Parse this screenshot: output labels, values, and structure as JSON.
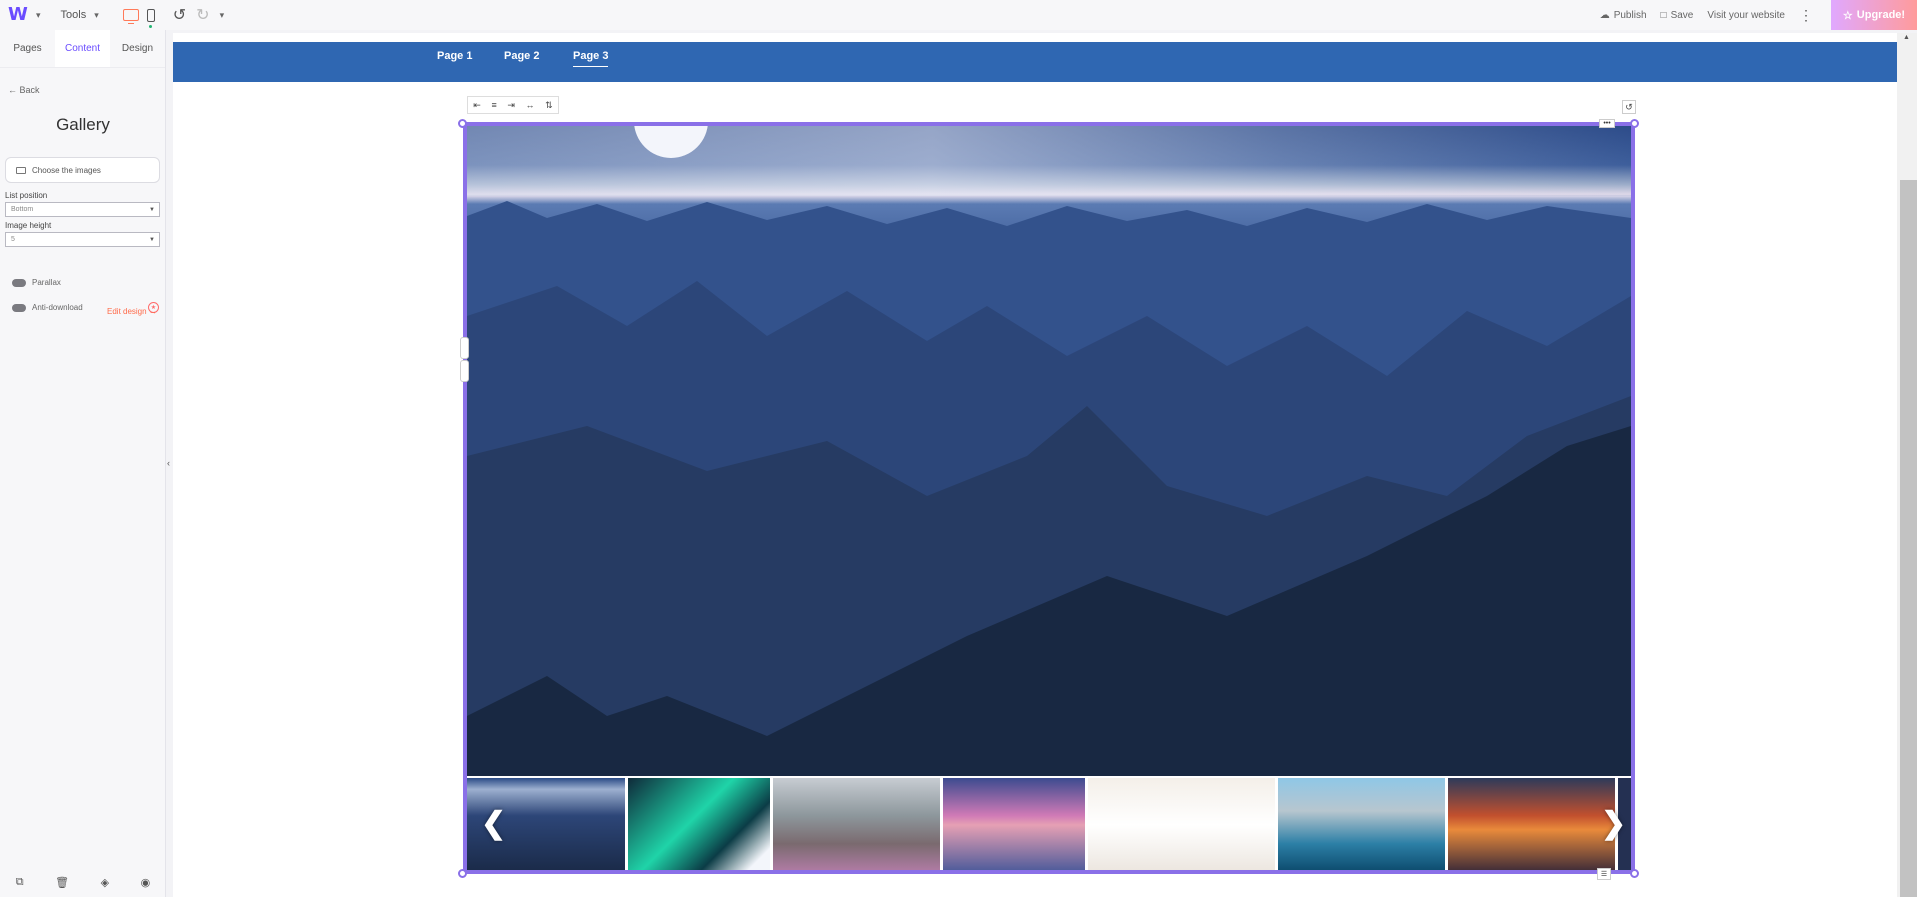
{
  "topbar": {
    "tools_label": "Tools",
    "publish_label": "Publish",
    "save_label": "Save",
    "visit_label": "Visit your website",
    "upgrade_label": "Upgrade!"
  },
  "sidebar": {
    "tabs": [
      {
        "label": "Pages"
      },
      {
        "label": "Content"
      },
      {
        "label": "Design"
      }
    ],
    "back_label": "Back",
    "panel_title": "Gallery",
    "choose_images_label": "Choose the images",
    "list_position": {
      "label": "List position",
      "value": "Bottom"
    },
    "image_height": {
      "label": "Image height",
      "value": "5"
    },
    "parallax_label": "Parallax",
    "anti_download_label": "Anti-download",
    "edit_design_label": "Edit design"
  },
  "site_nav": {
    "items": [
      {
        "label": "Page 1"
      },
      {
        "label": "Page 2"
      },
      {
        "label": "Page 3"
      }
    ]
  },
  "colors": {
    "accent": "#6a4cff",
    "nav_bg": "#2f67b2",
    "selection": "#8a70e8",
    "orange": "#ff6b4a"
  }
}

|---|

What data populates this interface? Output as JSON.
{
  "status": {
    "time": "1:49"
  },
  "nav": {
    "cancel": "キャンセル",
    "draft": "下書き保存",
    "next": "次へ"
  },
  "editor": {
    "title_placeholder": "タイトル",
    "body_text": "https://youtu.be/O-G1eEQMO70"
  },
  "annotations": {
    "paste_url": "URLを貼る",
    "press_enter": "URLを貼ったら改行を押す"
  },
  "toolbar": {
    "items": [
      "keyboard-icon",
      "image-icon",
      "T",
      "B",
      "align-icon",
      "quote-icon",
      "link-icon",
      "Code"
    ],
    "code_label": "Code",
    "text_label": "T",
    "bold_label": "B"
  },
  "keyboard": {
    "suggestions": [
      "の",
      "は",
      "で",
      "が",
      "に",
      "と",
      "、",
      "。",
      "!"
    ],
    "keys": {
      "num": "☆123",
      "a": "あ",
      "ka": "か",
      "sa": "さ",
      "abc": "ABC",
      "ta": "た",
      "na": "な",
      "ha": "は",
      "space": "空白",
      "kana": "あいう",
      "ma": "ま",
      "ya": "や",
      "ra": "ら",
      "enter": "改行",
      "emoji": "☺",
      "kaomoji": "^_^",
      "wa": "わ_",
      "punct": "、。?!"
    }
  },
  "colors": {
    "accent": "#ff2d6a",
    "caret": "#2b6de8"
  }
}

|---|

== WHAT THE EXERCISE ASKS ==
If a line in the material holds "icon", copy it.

== SOLUTION ==
      "keyboard-icon",
      "image-icon",
      "align-icon",
      "quote-icon",
      "link-icon",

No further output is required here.